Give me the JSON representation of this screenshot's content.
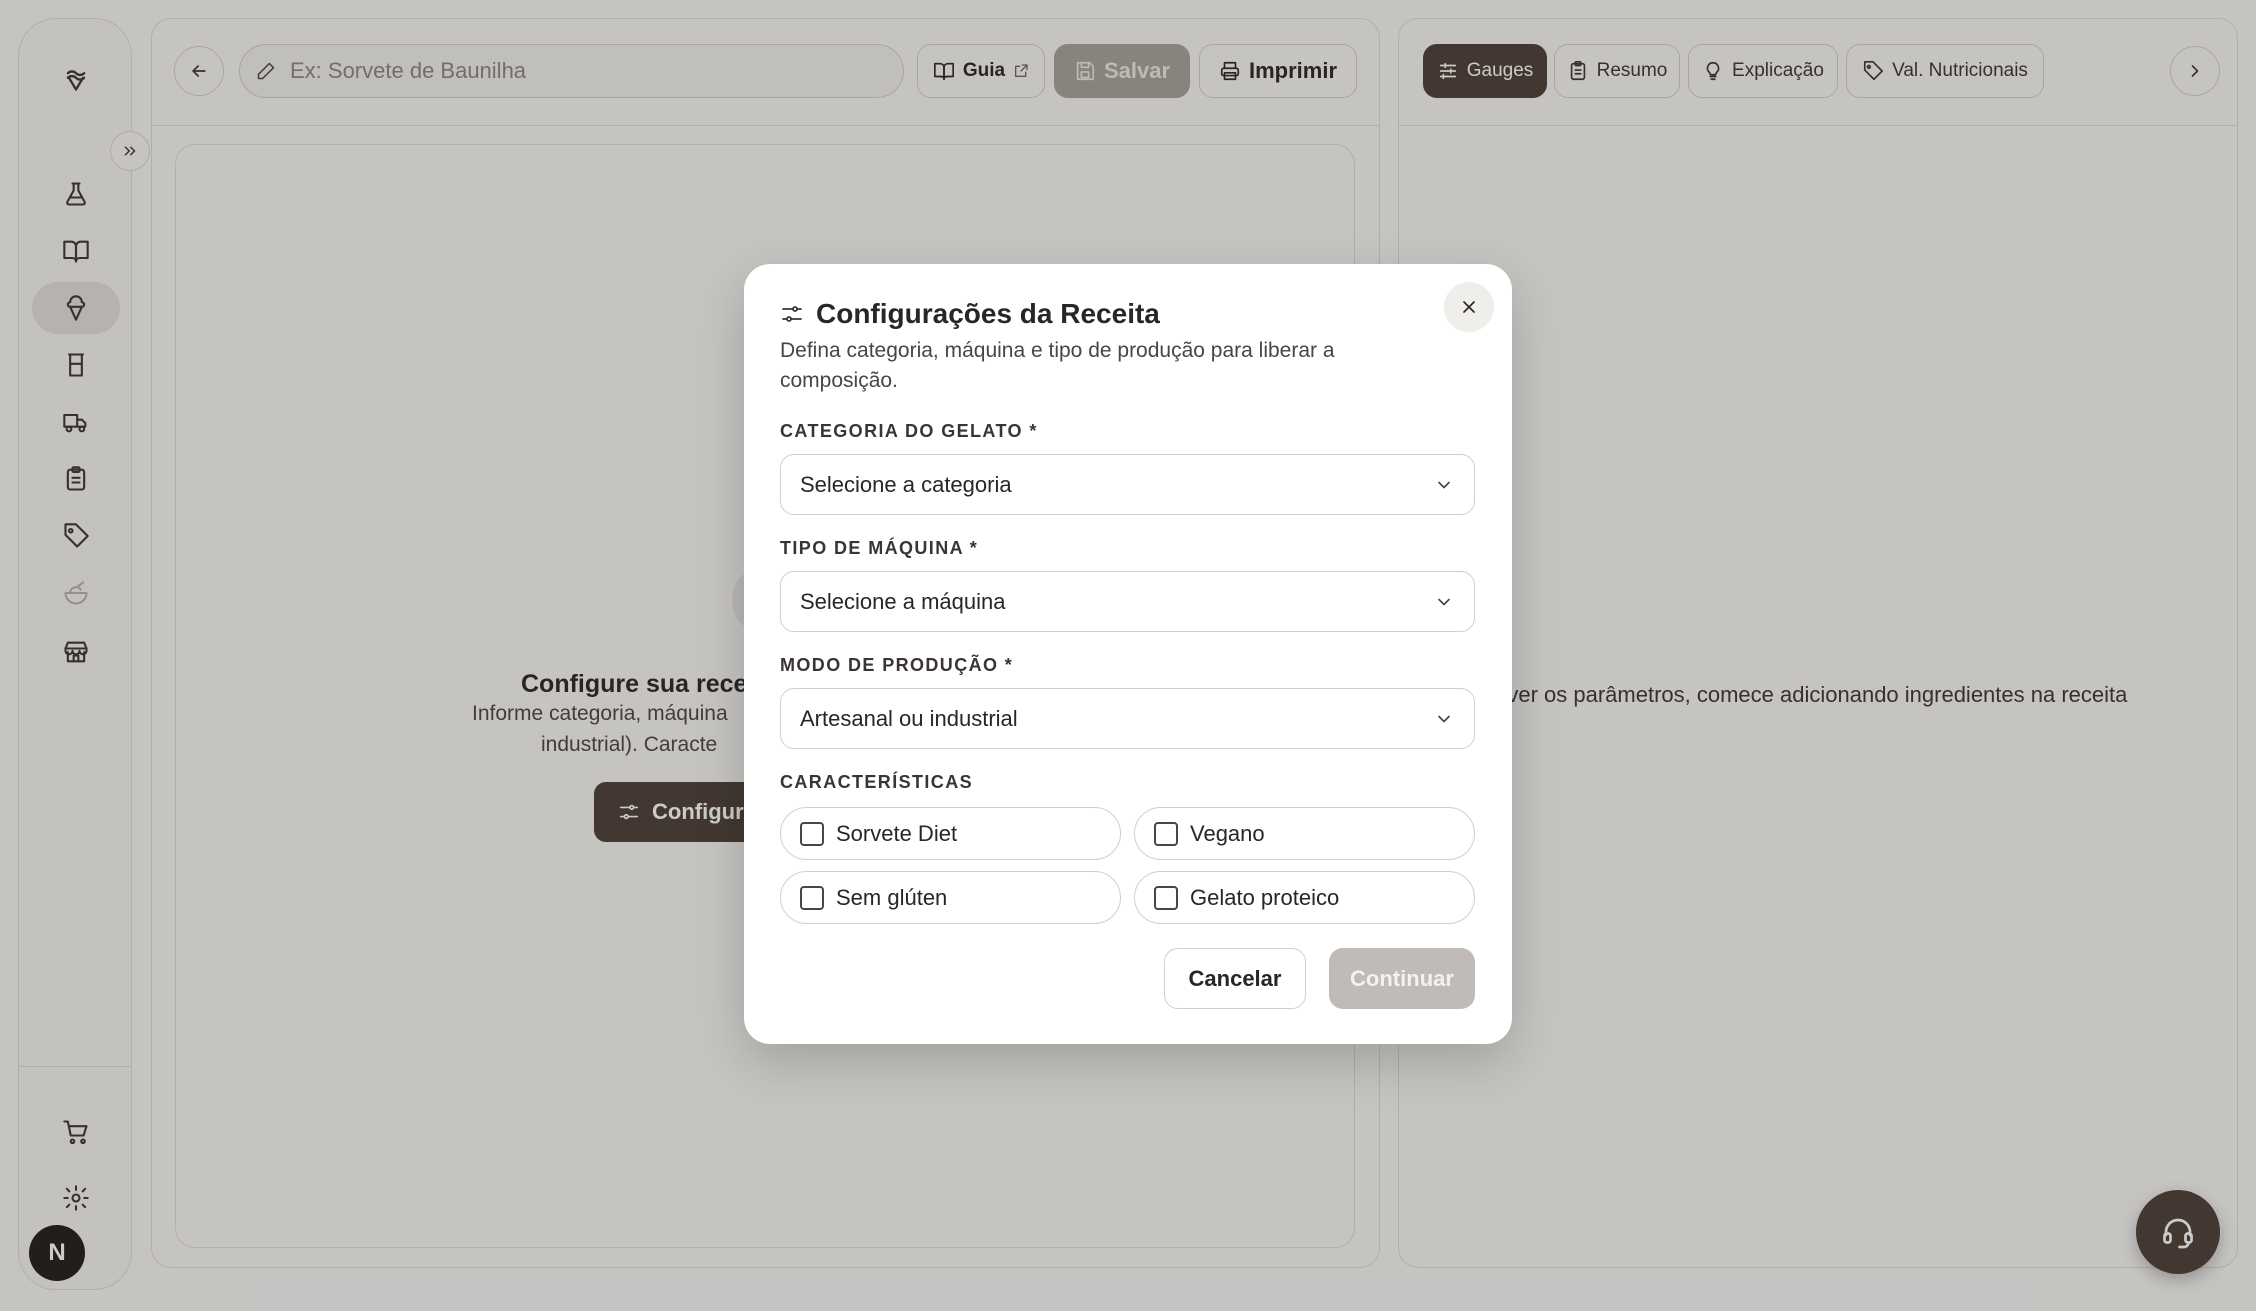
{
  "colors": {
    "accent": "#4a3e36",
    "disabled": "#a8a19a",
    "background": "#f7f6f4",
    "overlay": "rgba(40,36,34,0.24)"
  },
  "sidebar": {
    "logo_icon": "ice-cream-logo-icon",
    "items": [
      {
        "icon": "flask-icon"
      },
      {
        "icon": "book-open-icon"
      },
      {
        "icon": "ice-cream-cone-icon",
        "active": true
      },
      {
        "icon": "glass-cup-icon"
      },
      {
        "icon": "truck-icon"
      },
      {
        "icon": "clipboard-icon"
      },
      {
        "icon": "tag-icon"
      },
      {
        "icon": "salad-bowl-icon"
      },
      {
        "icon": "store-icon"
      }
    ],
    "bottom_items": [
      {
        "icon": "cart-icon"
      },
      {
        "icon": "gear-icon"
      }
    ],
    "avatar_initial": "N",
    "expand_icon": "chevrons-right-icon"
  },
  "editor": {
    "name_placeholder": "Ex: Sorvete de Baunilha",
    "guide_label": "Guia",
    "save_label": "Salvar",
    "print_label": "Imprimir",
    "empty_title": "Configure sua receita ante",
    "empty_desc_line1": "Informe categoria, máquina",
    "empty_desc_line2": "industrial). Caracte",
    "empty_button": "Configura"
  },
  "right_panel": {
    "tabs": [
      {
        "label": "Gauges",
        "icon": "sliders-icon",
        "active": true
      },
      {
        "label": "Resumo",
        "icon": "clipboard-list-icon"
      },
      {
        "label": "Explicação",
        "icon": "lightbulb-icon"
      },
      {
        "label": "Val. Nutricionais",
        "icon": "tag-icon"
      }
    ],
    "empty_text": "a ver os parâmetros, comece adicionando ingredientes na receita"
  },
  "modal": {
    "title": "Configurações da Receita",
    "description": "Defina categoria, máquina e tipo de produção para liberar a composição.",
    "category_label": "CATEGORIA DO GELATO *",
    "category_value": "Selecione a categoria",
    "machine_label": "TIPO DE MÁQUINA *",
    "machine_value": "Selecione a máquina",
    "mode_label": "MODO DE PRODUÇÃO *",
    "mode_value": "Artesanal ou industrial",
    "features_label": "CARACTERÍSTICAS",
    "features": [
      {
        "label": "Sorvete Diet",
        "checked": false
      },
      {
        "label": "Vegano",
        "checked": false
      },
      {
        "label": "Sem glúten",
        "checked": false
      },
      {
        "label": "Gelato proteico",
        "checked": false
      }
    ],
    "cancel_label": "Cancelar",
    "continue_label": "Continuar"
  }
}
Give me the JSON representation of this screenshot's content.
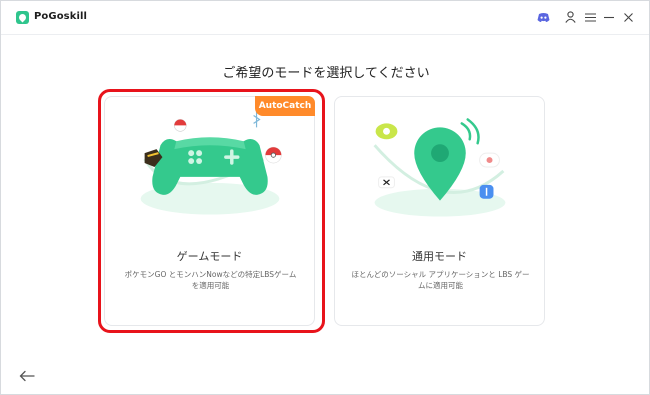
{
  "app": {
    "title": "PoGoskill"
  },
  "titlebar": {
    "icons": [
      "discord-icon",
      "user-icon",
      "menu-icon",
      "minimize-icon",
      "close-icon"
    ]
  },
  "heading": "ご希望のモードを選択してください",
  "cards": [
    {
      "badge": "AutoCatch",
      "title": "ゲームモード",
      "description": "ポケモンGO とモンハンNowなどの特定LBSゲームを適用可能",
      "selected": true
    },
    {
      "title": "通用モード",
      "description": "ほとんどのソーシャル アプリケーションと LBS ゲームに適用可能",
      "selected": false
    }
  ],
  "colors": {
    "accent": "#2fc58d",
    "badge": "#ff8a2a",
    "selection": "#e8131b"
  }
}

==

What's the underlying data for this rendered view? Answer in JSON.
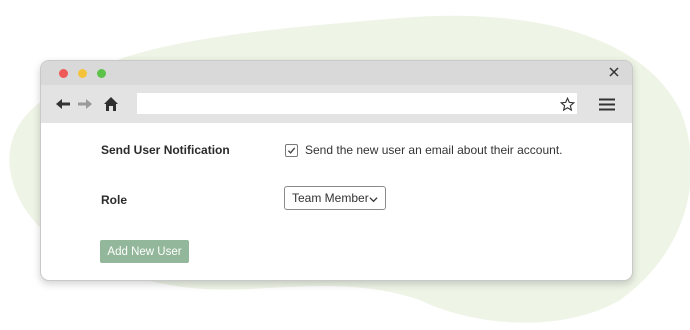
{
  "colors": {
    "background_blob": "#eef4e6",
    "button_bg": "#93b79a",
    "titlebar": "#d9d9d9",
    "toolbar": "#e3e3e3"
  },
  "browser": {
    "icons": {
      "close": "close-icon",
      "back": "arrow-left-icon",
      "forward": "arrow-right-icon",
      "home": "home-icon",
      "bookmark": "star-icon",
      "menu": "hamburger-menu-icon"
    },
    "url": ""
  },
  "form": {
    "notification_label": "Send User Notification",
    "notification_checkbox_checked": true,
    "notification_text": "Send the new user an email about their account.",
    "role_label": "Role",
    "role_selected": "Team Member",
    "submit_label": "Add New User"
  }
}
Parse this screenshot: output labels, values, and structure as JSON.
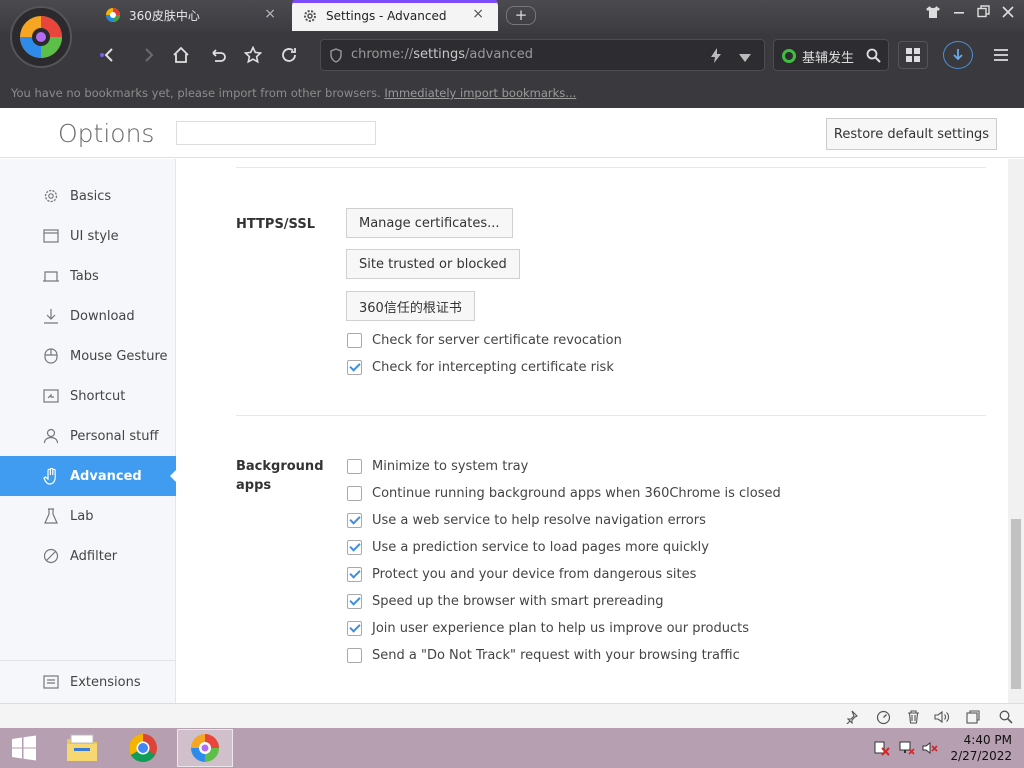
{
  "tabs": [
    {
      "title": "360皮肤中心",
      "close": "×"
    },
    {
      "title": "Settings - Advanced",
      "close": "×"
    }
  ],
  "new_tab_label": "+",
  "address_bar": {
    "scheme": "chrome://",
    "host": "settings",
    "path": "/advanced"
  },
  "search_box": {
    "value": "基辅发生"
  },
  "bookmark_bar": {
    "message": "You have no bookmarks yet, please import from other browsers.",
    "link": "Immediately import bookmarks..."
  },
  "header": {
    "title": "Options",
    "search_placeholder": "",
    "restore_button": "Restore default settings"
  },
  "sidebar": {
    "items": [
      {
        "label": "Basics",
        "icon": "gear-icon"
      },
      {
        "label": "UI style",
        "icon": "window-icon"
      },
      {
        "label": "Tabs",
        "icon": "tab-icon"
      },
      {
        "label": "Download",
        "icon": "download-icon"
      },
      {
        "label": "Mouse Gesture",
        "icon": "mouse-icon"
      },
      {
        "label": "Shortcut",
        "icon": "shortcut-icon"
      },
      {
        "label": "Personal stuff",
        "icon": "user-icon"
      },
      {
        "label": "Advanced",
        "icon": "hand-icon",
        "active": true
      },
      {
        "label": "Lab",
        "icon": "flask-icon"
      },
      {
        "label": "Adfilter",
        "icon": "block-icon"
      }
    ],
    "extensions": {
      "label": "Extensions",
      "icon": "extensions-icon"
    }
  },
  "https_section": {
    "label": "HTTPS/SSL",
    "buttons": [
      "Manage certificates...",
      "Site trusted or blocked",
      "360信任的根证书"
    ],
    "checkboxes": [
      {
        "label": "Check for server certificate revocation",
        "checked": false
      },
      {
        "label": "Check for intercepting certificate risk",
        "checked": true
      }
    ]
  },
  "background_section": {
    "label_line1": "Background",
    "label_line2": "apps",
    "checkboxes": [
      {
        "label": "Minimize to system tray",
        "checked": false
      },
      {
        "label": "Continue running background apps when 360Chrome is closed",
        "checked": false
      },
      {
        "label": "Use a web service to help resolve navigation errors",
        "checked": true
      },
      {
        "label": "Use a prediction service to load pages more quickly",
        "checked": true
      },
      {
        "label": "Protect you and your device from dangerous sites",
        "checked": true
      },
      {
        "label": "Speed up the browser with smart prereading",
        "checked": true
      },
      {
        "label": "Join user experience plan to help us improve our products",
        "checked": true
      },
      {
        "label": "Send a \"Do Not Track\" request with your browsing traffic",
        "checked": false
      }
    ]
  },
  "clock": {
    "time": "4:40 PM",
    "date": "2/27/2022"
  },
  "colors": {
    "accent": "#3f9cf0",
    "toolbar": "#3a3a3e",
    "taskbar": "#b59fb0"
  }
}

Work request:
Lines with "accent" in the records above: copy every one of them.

Answer below:
    "accent": "#4a3e36",
    "accent": "#2fc58d",
    "accent": "#3f9cf0",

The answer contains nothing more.